After 1.3 miles I came to a junction with Rose-Lion Connector Trail, which I took when I hiked over from Rose Valley Campground a few months ago. The wild rose bushes were abundant, tall and overgrown, but I saw not a single flower. I had some concern about the thorns on these bushes, as I was torn up pretty good the last time, but the thorns seemed to be smaller this time and didn’t scratch me at all even though the stems were growing over the trail.
I caught a lucky break when these clouds rolled in. They only got thicker as the day wore on, providing much appreciated shade.
At 1.9 miles I reached another junction. Spur trails broke left and right, leading to East and West Fork Lion Camps, which I hiked to previously. Lion Canyon Trail continues another 3.6 miles to Nordhoff Ridge Road, my turnaround point.
Photo 1 – Looking back, part of Piedra Blanca was visible, but not the top of Pine Mountain. Photo 2 – Chief Peak again
The trail got narrow in places, but the drop-offs weren’t all that scary. There was one short section of the trail that was covered with black shale. It was quite strange. The trail was narrow and a bit slippery and the drop was one that demanded focus. It’s really more psychological than anything else. If there were small bushes bordering the edge of the trail it probably wouldn’t have been any safer, but it would have felt safer, like I was boxed in. Photo 3 – Black shale drop-off Photo 4 – Looking back at the semi-sketchy black shale section of trail.
Photo 2 – As I turned a corner I arrived at this slippery looking “sandbar”, for lack of a more accurate term, with drops on both sides. The trail doesn’t cross over it, fortunately. Photo 4 – After crossing over a few skinny sections I looked ahead and the trail looked really sketchy, like it might be washed out. “There’s no way I’m crossing that,” I thought to myself. But when I got over to it it wasn’t bad at all. Things sometimes look worse from a distance.
Photos 1 and 2 – I came across a lot of bizarre looking plants. These are what’s known as an oak apple. It’s formation is caused by a gall wasp and I believe there are wasp larvae inside. Photo 3 – Also, I noticed the leaves on a manzanita tree curling in on themselves and turning red and yellow. They looked like they were curling into pods. This is caused by another destructive insect, the manzanita leaf gall aphid.
As I got closer, the ridge rose up like a giant, cresting wave.

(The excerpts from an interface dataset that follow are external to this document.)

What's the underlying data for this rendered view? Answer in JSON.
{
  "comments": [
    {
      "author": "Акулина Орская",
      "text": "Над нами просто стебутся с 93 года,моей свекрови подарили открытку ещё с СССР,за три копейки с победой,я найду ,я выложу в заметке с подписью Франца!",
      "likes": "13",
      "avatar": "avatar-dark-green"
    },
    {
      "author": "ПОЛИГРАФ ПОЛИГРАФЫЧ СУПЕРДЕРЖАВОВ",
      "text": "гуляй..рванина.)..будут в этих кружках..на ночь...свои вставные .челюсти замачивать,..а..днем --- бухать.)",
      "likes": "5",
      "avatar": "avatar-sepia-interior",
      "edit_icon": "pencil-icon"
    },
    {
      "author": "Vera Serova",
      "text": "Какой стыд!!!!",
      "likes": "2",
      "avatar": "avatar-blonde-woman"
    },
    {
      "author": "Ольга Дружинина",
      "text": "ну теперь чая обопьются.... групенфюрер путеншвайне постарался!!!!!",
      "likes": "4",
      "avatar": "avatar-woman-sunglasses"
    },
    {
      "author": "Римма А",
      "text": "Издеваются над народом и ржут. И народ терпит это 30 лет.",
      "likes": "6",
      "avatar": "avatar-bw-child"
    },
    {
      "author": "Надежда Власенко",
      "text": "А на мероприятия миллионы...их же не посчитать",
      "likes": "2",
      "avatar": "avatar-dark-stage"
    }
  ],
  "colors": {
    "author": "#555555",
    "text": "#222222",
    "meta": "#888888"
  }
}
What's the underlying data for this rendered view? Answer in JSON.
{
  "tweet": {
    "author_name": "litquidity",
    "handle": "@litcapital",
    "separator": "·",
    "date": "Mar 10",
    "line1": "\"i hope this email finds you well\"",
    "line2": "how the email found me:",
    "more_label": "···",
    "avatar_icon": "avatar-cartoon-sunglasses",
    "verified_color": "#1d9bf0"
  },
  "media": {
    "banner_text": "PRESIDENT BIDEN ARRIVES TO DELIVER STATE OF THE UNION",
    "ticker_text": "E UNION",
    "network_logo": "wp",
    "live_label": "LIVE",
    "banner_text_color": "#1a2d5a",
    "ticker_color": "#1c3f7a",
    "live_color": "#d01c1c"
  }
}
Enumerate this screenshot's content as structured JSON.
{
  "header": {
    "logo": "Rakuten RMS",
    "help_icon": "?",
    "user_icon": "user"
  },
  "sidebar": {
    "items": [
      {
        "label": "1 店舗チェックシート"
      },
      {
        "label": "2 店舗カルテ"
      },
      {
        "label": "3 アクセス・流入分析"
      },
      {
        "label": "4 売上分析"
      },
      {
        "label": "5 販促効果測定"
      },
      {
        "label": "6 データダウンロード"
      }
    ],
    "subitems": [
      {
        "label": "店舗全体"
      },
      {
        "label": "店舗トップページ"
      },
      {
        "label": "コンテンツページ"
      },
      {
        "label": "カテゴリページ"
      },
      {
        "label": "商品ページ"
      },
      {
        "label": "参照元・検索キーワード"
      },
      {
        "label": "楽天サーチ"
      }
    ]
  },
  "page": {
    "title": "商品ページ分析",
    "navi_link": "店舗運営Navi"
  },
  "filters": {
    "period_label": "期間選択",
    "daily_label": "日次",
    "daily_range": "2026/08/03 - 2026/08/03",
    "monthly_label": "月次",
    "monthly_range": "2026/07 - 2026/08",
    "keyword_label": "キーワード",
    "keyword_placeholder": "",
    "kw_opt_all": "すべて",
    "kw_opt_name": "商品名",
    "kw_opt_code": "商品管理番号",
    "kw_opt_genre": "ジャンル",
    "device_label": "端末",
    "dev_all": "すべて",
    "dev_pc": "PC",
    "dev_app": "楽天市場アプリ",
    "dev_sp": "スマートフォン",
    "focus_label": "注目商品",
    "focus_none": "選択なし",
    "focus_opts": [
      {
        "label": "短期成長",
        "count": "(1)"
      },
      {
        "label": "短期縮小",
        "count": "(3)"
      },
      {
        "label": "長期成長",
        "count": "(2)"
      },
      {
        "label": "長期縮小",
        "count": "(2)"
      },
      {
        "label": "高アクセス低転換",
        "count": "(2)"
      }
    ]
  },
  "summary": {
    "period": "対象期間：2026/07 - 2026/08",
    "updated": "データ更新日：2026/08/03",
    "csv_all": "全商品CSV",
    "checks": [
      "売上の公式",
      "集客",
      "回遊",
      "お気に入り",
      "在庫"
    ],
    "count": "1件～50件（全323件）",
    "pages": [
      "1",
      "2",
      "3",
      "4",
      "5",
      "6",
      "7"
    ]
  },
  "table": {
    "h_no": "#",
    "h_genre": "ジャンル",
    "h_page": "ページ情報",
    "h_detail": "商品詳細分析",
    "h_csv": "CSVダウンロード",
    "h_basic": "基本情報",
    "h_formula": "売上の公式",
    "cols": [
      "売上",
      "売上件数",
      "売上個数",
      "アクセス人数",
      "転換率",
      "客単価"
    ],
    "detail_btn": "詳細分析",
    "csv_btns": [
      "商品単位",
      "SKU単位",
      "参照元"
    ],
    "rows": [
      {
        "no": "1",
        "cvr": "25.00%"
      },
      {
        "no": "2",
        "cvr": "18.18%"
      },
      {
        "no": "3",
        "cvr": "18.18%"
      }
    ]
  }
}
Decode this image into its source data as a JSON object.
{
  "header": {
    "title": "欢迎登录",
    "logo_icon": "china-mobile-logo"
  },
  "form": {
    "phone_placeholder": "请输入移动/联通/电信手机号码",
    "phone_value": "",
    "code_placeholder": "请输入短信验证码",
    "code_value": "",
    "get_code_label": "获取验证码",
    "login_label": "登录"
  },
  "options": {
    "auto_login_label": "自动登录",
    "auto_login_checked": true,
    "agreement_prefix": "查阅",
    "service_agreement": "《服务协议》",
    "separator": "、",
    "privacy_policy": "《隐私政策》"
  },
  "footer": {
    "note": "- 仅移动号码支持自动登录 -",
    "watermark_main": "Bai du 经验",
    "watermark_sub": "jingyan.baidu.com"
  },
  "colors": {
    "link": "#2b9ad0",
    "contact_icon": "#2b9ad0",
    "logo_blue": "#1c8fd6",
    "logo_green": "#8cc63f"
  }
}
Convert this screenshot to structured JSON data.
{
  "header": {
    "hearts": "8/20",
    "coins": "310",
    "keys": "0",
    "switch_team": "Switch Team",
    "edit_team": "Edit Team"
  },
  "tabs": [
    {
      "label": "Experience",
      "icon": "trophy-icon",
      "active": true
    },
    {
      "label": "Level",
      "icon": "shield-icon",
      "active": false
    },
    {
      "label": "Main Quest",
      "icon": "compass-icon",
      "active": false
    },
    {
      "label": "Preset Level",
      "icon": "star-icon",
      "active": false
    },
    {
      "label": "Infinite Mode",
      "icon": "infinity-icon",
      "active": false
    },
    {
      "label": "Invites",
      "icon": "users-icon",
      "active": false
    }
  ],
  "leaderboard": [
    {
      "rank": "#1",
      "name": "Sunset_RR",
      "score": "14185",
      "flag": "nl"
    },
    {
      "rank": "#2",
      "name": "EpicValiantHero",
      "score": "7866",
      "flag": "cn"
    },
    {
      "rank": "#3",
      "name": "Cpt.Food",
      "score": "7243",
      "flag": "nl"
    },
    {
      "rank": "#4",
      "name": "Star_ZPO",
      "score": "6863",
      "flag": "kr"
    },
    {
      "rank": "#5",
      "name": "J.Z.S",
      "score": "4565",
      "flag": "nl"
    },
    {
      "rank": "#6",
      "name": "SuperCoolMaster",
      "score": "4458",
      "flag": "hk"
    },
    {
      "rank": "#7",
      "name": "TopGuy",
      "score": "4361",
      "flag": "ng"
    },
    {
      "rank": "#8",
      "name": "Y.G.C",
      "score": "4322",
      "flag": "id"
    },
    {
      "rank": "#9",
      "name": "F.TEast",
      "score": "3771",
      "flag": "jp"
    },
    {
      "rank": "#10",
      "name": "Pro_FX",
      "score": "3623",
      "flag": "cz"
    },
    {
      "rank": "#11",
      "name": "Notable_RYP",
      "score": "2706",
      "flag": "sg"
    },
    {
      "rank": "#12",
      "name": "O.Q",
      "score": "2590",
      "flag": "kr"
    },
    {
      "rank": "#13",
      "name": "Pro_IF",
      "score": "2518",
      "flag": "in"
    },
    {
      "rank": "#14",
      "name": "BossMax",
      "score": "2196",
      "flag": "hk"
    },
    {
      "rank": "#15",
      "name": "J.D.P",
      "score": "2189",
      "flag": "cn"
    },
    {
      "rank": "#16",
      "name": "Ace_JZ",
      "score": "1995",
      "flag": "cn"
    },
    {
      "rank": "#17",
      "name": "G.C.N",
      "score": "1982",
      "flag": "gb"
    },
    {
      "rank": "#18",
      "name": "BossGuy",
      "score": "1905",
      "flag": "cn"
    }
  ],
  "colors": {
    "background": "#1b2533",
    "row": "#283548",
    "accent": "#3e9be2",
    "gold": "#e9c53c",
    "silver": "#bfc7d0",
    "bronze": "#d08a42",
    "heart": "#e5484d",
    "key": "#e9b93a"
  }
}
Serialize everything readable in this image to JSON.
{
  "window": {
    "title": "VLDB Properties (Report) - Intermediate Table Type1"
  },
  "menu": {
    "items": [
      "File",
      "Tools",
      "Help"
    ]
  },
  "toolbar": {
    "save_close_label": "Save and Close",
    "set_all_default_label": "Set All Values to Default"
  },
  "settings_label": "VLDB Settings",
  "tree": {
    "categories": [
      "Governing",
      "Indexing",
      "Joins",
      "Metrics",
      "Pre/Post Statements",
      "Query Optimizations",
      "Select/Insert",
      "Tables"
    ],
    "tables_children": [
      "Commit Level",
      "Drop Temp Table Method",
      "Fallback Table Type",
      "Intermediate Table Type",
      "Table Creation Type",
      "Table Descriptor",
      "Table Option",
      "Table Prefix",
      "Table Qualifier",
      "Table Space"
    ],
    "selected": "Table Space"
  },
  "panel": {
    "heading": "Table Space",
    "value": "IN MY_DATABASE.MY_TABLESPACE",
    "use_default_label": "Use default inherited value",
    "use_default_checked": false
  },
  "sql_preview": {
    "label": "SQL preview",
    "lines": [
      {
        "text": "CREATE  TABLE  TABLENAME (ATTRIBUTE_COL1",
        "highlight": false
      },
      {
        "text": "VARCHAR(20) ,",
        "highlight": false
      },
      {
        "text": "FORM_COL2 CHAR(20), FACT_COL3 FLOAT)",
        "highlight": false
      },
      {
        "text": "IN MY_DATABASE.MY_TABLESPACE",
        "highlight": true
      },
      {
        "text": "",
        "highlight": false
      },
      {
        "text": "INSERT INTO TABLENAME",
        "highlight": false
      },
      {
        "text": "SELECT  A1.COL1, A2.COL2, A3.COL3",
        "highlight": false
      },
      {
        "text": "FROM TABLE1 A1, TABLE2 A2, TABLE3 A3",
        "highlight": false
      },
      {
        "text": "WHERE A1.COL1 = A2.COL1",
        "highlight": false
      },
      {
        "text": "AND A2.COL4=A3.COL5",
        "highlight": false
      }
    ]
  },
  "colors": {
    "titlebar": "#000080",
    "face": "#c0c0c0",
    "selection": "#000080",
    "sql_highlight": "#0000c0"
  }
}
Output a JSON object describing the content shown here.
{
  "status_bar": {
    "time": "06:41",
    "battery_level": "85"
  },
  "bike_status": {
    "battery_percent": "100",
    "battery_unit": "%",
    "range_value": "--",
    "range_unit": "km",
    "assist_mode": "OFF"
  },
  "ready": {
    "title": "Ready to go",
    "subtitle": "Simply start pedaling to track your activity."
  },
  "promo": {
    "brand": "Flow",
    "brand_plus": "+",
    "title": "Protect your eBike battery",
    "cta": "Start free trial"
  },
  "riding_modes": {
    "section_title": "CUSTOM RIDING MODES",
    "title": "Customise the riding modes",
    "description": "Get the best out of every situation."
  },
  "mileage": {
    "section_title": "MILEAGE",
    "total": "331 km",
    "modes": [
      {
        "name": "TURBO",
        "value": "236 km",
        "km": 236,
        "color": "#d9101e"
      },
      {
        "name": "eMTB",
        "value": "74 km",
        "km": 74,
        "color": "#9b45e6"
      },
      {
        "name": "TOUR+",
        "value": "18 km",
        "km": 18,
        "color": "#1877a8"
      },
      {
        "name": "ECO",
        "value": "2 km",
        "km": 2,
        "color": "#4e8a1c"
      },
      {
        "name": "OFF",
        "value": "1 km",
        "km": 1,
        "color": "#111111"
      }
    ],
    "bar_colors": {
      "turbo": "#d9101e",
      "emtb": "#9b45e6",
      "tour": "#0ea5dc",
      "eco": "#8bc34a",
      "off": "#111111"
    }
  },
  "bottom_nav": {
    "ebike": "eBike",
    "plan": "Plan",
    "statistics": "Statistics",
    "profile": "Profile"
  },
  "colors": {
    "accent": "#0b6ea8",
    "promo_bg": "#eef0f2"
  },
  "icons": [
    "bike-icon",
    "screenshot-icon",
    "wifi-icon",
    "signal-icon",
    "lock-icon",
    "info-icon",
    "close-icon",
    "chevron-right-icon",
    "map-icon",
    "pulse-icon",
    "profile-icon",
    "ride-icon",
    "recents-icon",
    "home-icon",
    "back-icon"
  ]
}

I knew I was getting close to the road as the trail became much nicer, wide with manicured plants in places. I reached the road and hiked up it a few yards to gain some elevation and hopefully get a glimpse of Ojai Valley directly below. But, due to the overcast conditions, a glimpse was all I could see.
Ojai below – some farmland and the town, barely visible.
The view of the massive Pine Mountain cleared up a bit. I love seeing clouds like this on the trail.
Photos 1 and 2 – Nice rocks Photos 3 and 4 – Cool bugs
As I passed the wild roses again I took the time to really look for some small flowers or even a single bud. I didn’t find any. I did, however, find these weird, prickly, berry-looking things attached to some of the leaves. I now know that these too are caused by gall wasps. Each little pod contains wasp larvae.
Photo 2 – Back near Middle Lion Camp, I crossed over the creek again.
On my way back to the 33 I noticed a small body of water right off the road. This is Rose Valley Lake, or the bottom part of it. All the times I had hiked right in this area and I didn’t even know there was a lake. There was a sign pointing to the upper lake, a half a mile from the road going south on the way to Rose Valley Campground. I will explore further upon my return.
One of the magical things about driving up Highway 33 in the springtime is the explosion of Scotch Broom, a striking plant covered with bright yellow flowers. The plant is not native and is considered an invasive species, but it’s beauty is undeniable.
I pulled over to get a photo of the endless bands of Scotch Broom. What a fun day!